We were often told to drink adequate amounts of water within a day for the benefit of keeping the body hydrated. However, only few studies tell us of the right temperature to drink water and for everything other activity like,
- Taking a bath
- Baking bread
- Making coffee
Some of you might even ask…
Is there really a recommended temperature to drink water, if so, what is it?
Sceptics would even say
But it’s just water, why would there be any difference if it’s cold, hot or at room temperature?
The truth is, studies indicate that there IS, in fact, perfect water temperature for everything. Research suggests that it is best to,
- Take showers in lukewarm water
- Bake bread with cold water
- Drink room temperature water.
To understand this theory better, let us examine water and its characteristics.
Properties of Water
Water is a compound made of two parts hydrogen and one part oxygen (H2O) making it a highly suitable solvent. Its characteristics make it unique as it is found in all phases of matter- solid, liquid and gas. At room temperature, water is at liquid state where its tasteless and odorless. However, the temperature can largely influence water’s chemical structure and density, thus changing its property.
When water is at its boiling point which is at 212 °F, it starts to vaporise and turn from liquid to gas state. Water
Best Water Temperature
So they say, water has varying ideal temperatures based on its uses, let’s figure them out.
Refreshing baths mean lathering in lukewarm water where it’s neither too hot nor too cold. Hot water opens pores but may scald or dry out the skin. If you suddenly feel dryness of the skin, check out your shower water temperature, it may be too hot.
Washing plates and fresh produce. These activities need opposite water temperatures where plates need hot water to rid of dirt, oil and bacteria. Fresh produce like vegetables and fruits can stay fresh longer when washed in water at room temperature.
Drinking Water. We have heard different views regarding the ideal temperature on drinking water. Some people would suggest drinking water at room temperature to prevent oils and unwanted fat from accumulating in the stomach. Others suggest that drinking water can be healthier when taken cold because it can pass easily through the stomach.
Other studies about drinking water temperatures

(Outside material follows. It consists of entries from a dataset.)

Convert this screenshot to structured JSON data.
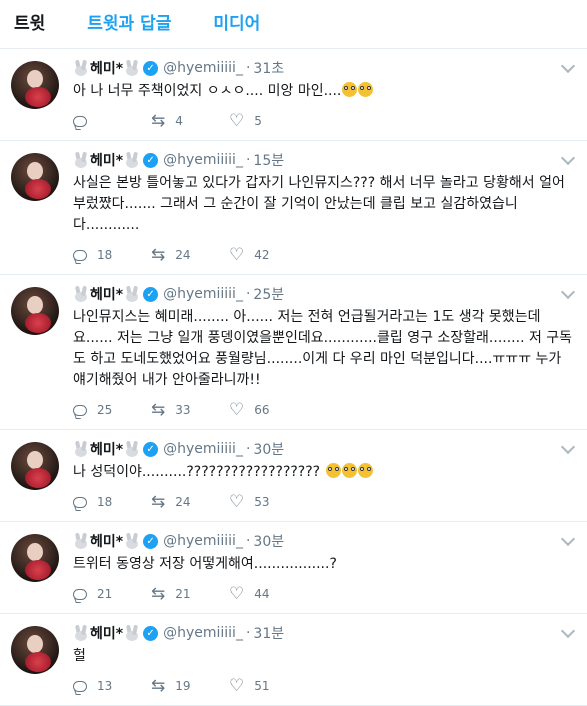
{
  "tabs": [
    "트윗",
    "트윗과 답글",
    "미디어"
  ],
  "user": {
    "name": "헤미*",
    "handle": "@hyemiiiii_"
  },
  "tweets": [
    {
      "time": "31초",
      "text": "아 나 너무 주책이었지 ㅇㅅㅇ.... 미앙 마인....",
      "emoji_count": 2,
      "replies": "",
      "retweets": "4",
      "likes": "5"
    },
    {
      "time": "15분",
      "text": "사실은 본방 틀어놓고 있다가 갑자기 나인뮤지스??? 해서 너무 놀라고 당황해서 얼어부렀쨨다....... 그래서 그 순간이 잘 기억이 안났는데 클립 보고 실감하였습니다............",
      "emoji_count": 0,
      "replies": "18",
      "retweets": "24",
      "likes": "42"
    },
    {
      "time": "25분",
      "text": "나인뮤지스는 혜미래........ 아...... 저는 전혀 언급될거라고는 1도 생각 못했는데요...... 저는 그냥 일개 풍뎅이였을뿐인데요............클립 영구 소장할래........ 저 구독도 하고 도네도했었어요 풍월량님........이게 다 우리 마인 덕분입니다....ㅠㅠㅠ 누가 얘기해줬어 내가 안아줄라니까!!",
      "emoji_count": 0,
      "replies": "25",
      "retweets": "33",
      "likes": "66"
    },
    {
      "time": "30분",
      "text": "나 성덕이야..........?????????????????? ",
      "emoji_count": 3,
      "replies": "18",
      "retweets": "24",
      "likes": "53"
    },
    {
      "time": "30분",
      "text": "트위터 동영상 저장 어떻게해여.................?",
      "emoji_count": 0,
      "replies": "21",
      "retweets": "21",
      "likes": "44"
    },
    {
      "time": "31분",
      "text": "헐",
      "emoji_count": 0,
      "replies": "13",
      "retweets": "19",
      "likes": "51"
    }
  ],
  "icons": {
    "reply": "reply-icon",
    "retweet": "retweet-icon",
    "like": "like-icon",
    "verified": "verified-icon",
    "caret": "chevron-down-icon"
  },
  "colors": {
    "accent": "#1da1f2",
    "muted": "#657786",
    "border": "#e6ecf0"
  }
}
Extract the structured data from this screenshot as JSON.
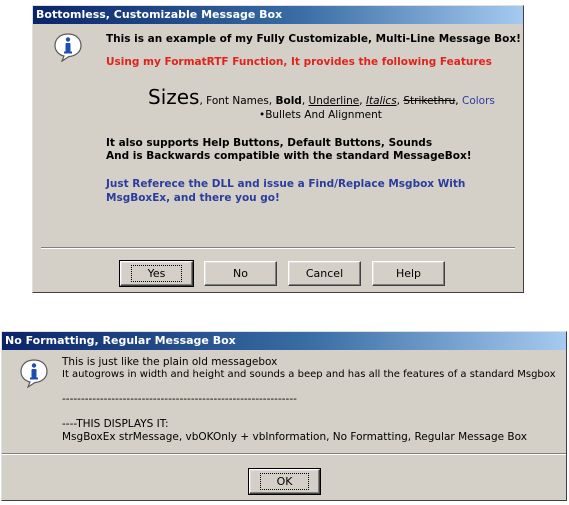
{
  "dialog1": {
    "title": "Bottomless, Customizable Message Box",
    "icon": "info-icon",
    "line1": "This is an example of my Fully Customizable, Multi-Line Message Box!",
    "line2": "Using my FormatRTF Function, It provides the following Features",
    "features": {
      "sizes": "Sizes",
      "sep1": ", Font Names, ",
      "bold": "Bold",
      "sep2": ", ",
      "underline": "Underline",
      "sep3": ", ",
      "italics": "Italics",
      "sep4": ", ",
      "strikethru": "Strikethru",
      "sep5": ", ",
      "colors": "Colors"
    },
    "bullets": "•Bullets And Alignment",
    "support1": "It also supports Help Buttons, Default Buttons, Sounds",
    "support2": "And is Backwards compatible with the standard MessageBox!",
    "dll1": "Just Referece the DLL and issue a Find/Replace Msgbox With",
    "dll2": "MsgBoxEx, and there you go!",
    "buttons": {
      "yes": "Yes",
      "no": "No",
      "cancel": "Cancel",
      "help": "Help"
    }
  },
  "dialog2": {
    "title": "No Formatting, Regular Message Box",
    "icon": "info-icon",
    "line1": "This is just like the plain old messagebox",
    "line2": "It autogrows in width and height and sounds a beep and has all the features of a standard Msgbox",
    "dashes": "--------------------------------------------------------------",
    "line3": "----THIS DISPLAYS IT:",
    "line4": "MsgBoxEx strMessage, vbOKOnly + vbInformation, No Formatting, Regular Message Box",
    "buttons": {
      "ok": "OK"
    }
  },
  "colors": {
    "title_start": "#0a246a",
    "title_end": "#a6caf0",
    "face": "#d4d0c8",
    "red_text": "#e0241b",
    "blue_text": "#2a3c9e"
  }
}
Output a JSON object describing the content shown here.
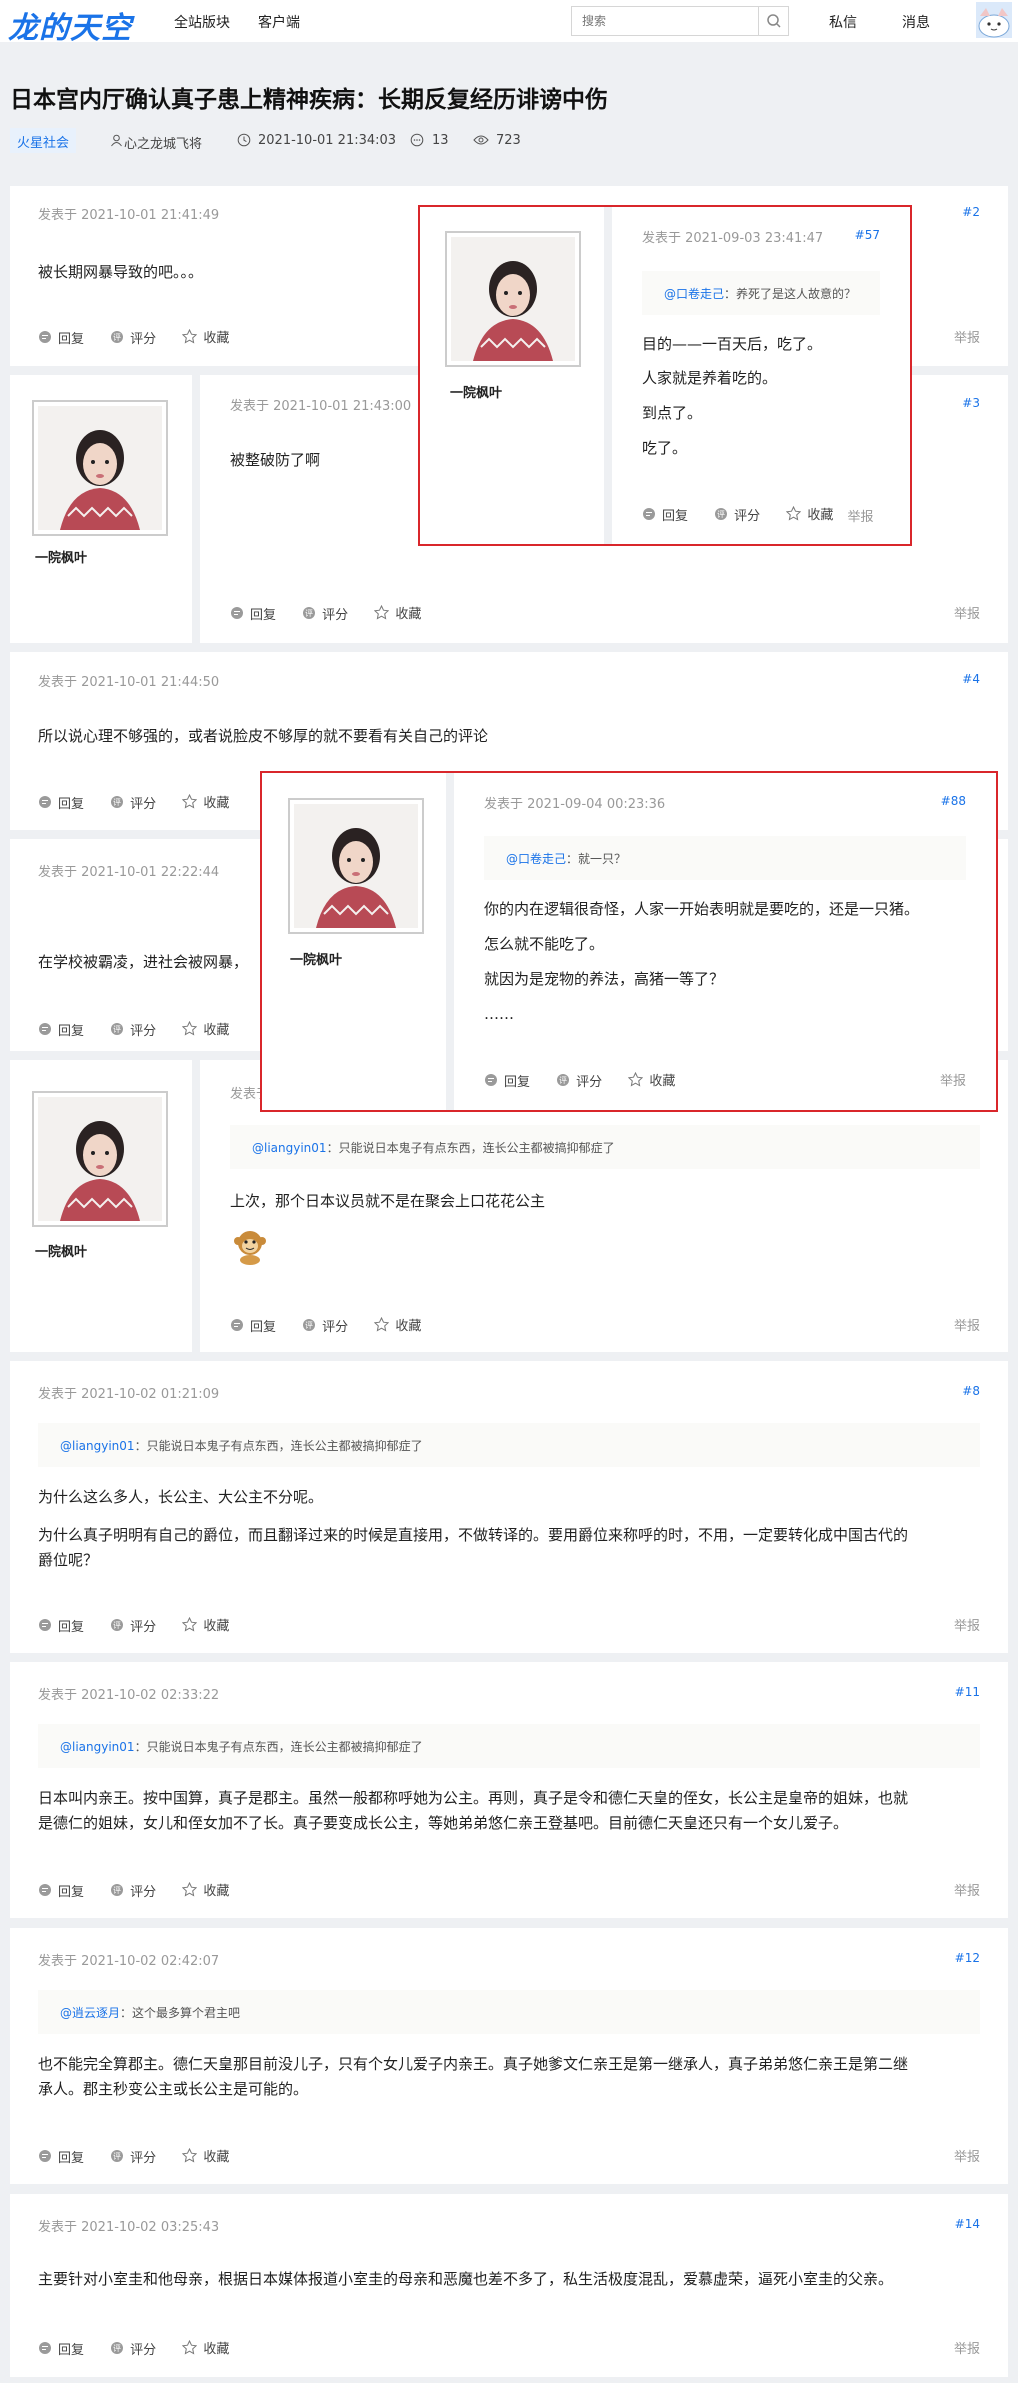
{
  "header": {
    "logo": "龙的天空",
    "nav": [
      "全站版块",
      "客户端"
    ],
    "search_placeholder": "搜索",
    "right_links": [
      "私信",
      "消息"
    ]
  },
  "thread": {
    "title": "日本宫内厅确认真子患上精神疾病：长期反复经历诽谤中伤",
    "tag": "火星社会",
    "author": "心之龙城飞将",
    "time": "2021-10-01 21:34:03",
    "comments": "13",
    "views": "723"
  },
  "actions": {
    "reply": "回复",
    "rate": "评分",
    "fav": "收藏",
    "report": "举报"
  },
  "posts": [
    {
      "date": "发表于 2021-10-01 21:41:49",
      "num": "#2",
      "text": "被长期网暴导致的吧。。。"
    },
    {
      "user": "一院枫叶",
      "date": "发表于 2021-10-01 21:43:00",
      "num": "#3",
      "text": "被整破防了啊"
    },
    {
      "date": "发表于 2021-10-01 21:44:50",
      "num": "#4",
      "text": "所以说心理不够强的，或者说脸皮不够厚的就不要看有关自己的评论"
    },
    {
      "date": "发表于 2021-10-01 22:22:44",
      "num": "",
      "text": "在学校被霸凌，进社会被网暴，"
    },
    {
      "user": "一院枫叶",
      "date": "发表于",
      "quote_user": "@liangyin01",
      "quote_text": "：只能说日本鬼子有点东西，连长公主都被搞抑郁症了",
      "text": "上次，那个日本议员就不是在聚会上口花花公主"
    },
    {
      "date": "发表于 2021-10-02 01:21:09",
      "num": "#8",
      "quote_user": "@liangyin01",
      "quote_text": "：只能说日本鬼子有点东西，连长公主都被搞抑郁症了",
      "lines": [
        "为什么这么多人，长公主、大公主不分呢。",
        "为什么真子明明有自己的爵位，而且翻译过来的时候是直接用，不做转译的。要用爵位来称呼的时，不用，一定要转化成中国古代的",
        "爵位呢？"
      ]
    },
    {
      "date": "发表于 2021-10-02 02:33:22",
      "num": "#11",
      "quote_user": "@liangyin01",
      "quote_text": "：只能说日本鬼子有点东西，连长公主都被搞抑郁症了",
      "lines": [
        "日本叫内亲王。按中国算，真子是郡主。虽然一般都称呼她为公主。再则，真子是令和德仁天皇的侄女，长公主是皇帝的姐妹，也就",
        "是德仁的姐妹，女儿和侄女加不了长。真子要变成长公主，等她弟弟悠仁亲王登基吧。目前德仁天皇还只有一个女儿爱子。"
      ]
    },
    {
      "date": "发表于 2021-10-02 02:42:07",
      "num": "#12",
      "quote_user": "@逍云逐月",
      "quote_text": "：这个最多算个君主吧",
      "lines": [
        "也不能完全算郡主。德仁天皇那目前没儿子，只有个女儿爱子内亲王。真子她爹文仁亲王是第一继承人，真子弟弟悠仁亲王是第二继",
        "承人。郡主秒变公主或长公主是可能的。"
      ]
    },
    {
      "date": "发表于 2021-10-02 03:25:43",
      "num": "#14",
      "text": "主要针对小室圭和他母亲，根据日本媒体报道小室圭的母亲和恶魔也差不多了，私生活极度混乱，爱慕虚荣，逼死小室圭的父亲。"
    }
  ],
  "popups": [
    {
      "user": "一院枫叶",
      "date": "发表于 2021-09-03 23:41:47",
      "num": "#57",
      "quote_user": "@口卷走己",
      "quote_text": "：养死了是这人故意的？",
      "lines": [
        "目的——一百天后，吃了。",
        "人家就是养着吃的。",
        "到点了。",
        "吃了。"
      ]
    },
    {
      "user": "一院枫叶",
      "date": "发表于 2021-09-04 00:23:36",
      "num": "#88",
      "quote_user": "@口卷走己",
      "quote_text": "：就一只？",
      "lines": [
        "你的内在逻辑很奇怪，人家一开始表明就是要吃的，还是一只猪。",
        "怎么就不能吃了。",
        "就因为是宠物的养法，高猪一等了？",
        "……"
      ]
    }
  ],
  "colors": {
    "accent": "#1a73e8",
    "popup_border": "#d9262b",
    "background": "#eef0f3"
  }
}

A study conducted by the American College of Sports Medicine (ACSM) suggests drinking water should not focus on its temperature rather on its quantity and time. According to ACSM studies, drinking water should be done in between meals and not with meals.
Naturally, the body warms up any cold water taken in thus burning more calories. If more cold water is taken in, then more calories burned. However, experts admit that this does not replace going to the gym or your daily walks.